Your instructions —
Every entry in the data that follows should come back exactly, pictures aside.

>>

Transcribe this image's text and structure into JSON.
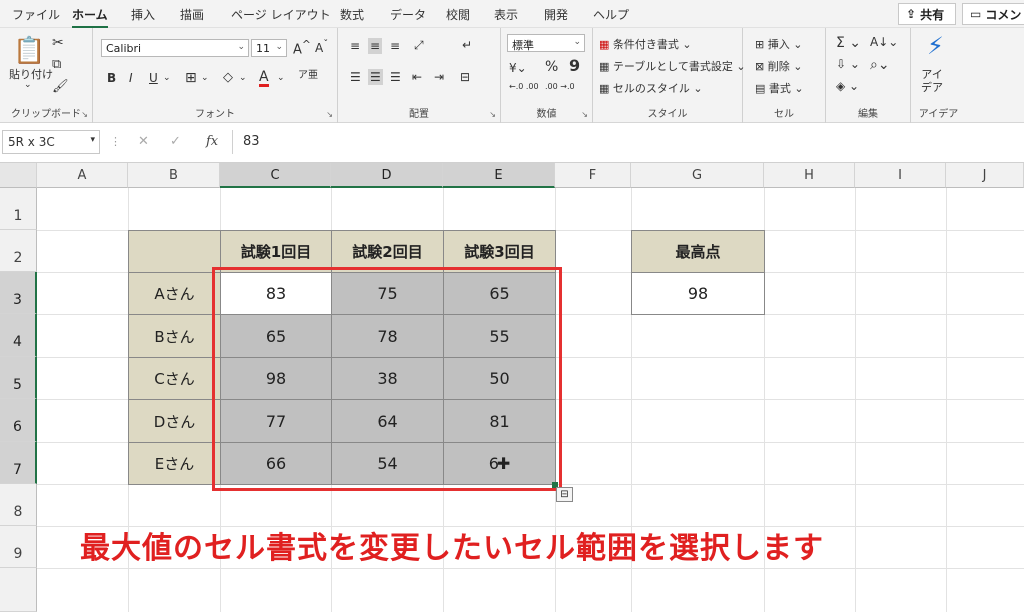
{
  "menu": {
    "tabs": [
      "ファイル",
      "ホーム",
      "挿入",
      "描画",
      "ページ レイアウト",
      "数式",
      "データ",
      "校閲",
      "表示",
      "開発",
      "ヘルプ"
    ],
    "active": "ホーム",
    "share_label": "共有",
    "comment_label": "コメント"
  },
  "ribbon": {
    "clipboard": {
      "label": "クリップボード",
      "paste": "貼り付け"
    },
    "font": {
      "label": "フォント",
      "name": "Calibri",
      "size": "11",
      "bold": "B",
      "italic": "I",
      "underline": "U",
      "grow": "A^",
      "shrink": "Aˇ",
      "color_letter": "A"
    },
    "alignment": {
      "label": "配置"
    },
    "number": {
      "label": "数値",
      "format": "標準",
      "percent": "%",
      "comma": "9",
      "inc": "←.0 .00",
      "dec": ".00 →.0"
    },
    "styles": {
      "label": "スタイル",
      "conditional": "条件付き書式",
      "table": "テーブルとして書式設定",
      "cell_styles": "セルのスタイル"
    },
    "cells": {
      "label": "セル",
      "insert": "挿入",
      "delete": "削除",
      "format": "書式"
    },
    "editing": {
      "label": "編集"
    },
    "ideas": {
      "label": "アイデア",
      "button": "アイ\nデア"
    }
  },
  "formula_bar": {
    "name_box": "5R x 3C",
    "fx": "fx",
    "value": "83"
  },
  "columns": [
    "A",
    "B",
    "C",
    "D",
    "E",
    "F",
    "G",
    "H",
    "I",
    "J"
  ],
  "rows": [
    "1",
    "2",
    "3",
    "4",
    "5",
    "6",
    "7",
    "8",
    "9"
  ],
  "table": {
    "headers": [
      "試験1回目",
      "試験2回目",
      "試験3回目"
    ],
    "rows": [
      {
        "name": "Aさん",
        "values": [
          "83",
          "75",
          "65"
        ]
      },
      {
        "name": "Bさん",
        "values": [
          "65",
          "78",
          "55"
        ]
      },
      {
        "name": "Cさん",
        "values": [
          "98",
          "38",
          "50"
        ]
      },
      {
        "name": "Dさん",
        "values": [
          "77",
          "64",
          "81"
        ]
      },
      {
        "name": "Eさん",
        "values": [
          "66",
          "54",
          "6"
        ]
      }
    ]
  },
  "max_box": {
    "header": "最高点",
    "value": "98"
  },
  "caption": "最大値のセル書式を変更したいセル範囲を選択します"
}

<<

Response to this task —
Transcribe this image's text and structure into JSON.
{
  "menu": {
    "tabs": [
      "ファイル",
      "ホーム",
      "挿入",
      "描画",
      "ページ レイアウト",
      "数式",
      "データ",
      "校閲",
      "表示",
      "開発",
      "ヘルプ"
    ],
    "active": "ホーム",
    "share_label": "共有",
    "comment_label": "コメント"
  },
  "ribbon": {
    "clipboard": {
      "label": "クリップボード",
      "paste": "貼り付け"
    },
    "font": {
      "label": "フォント",
      "name": "Calibri",
      "size": "11",
      "bold": "B",
      "italic": "I",
      "underline": "U",
      "grow": "A^",
      "shrink": "Aˇ",
      "color_letter": "A"
    },
    "alignment": {
      "label": "配置"
    },
    "number": {
      "label": "数値",
      "format": "標準",
      "percent": "%",
      "comma": "9",
      "inc": "←.0 .00",
      "dec": ".00 →.0"
    },
    "styles": {
      "label": "スタイル",
      "conditional": "条件付き書式",
      "table": "テーブルとして書式設定",
      "cell_styles": "セルのスタイル"
    },
    "cells": {
      "label": "セル",
      "insert": "挿入",
      "delete": "削除",
      "format": "書式"
    },
    "editing": {
      "label": "編集"
    },
    "ideas": {
      "label": "アイデア",
      "button": "アイ\nデア"
    }
  },
  "formula_bar": {
    "name_box": "5R x 3C",
    "fx": "fx",
    "value": "83"
  },
  "columns": [
    "A",
    "B",
    "C",
    "D",
    "E",
    "F",
    "G",
    "H",
    "I",
    "J"
  ],
  "rows": [
    "1",
    "2",
    "3",
    "4",
    "5",
    "6",
    "7",
    "8",
    "9"
  ],
  "table": {
    "headers": [
      "試験1回目",
      "試験2回目",
      "試験3回目"
    ],
    "rows": [
      {
        "name": "Aさん",
        "values": [
          "83",
          "75",
          "65"
        ]
      },
      {
        "name": "Bさん",
        "values": [
          "65",
          "78",
          "55"
        ]
      },
      {
        "name": "Cさん",
        "values": [
          "98",
          "38",
          "50"
        ]
      },
      {
        "name": "Dさん",
        "values": [
          "77",
          "64",
          "81"
        ]
      },
      {
        "name": "Eさん",
        "values": [
          "66",
          "54",
          "6"
        ]
      }
    ]
  },
  "max_box": {
    "header": "最高点",
    "value": "98"
  },
  "caption": "最大値のセル書式を変更したいセル範囲を選択します"
}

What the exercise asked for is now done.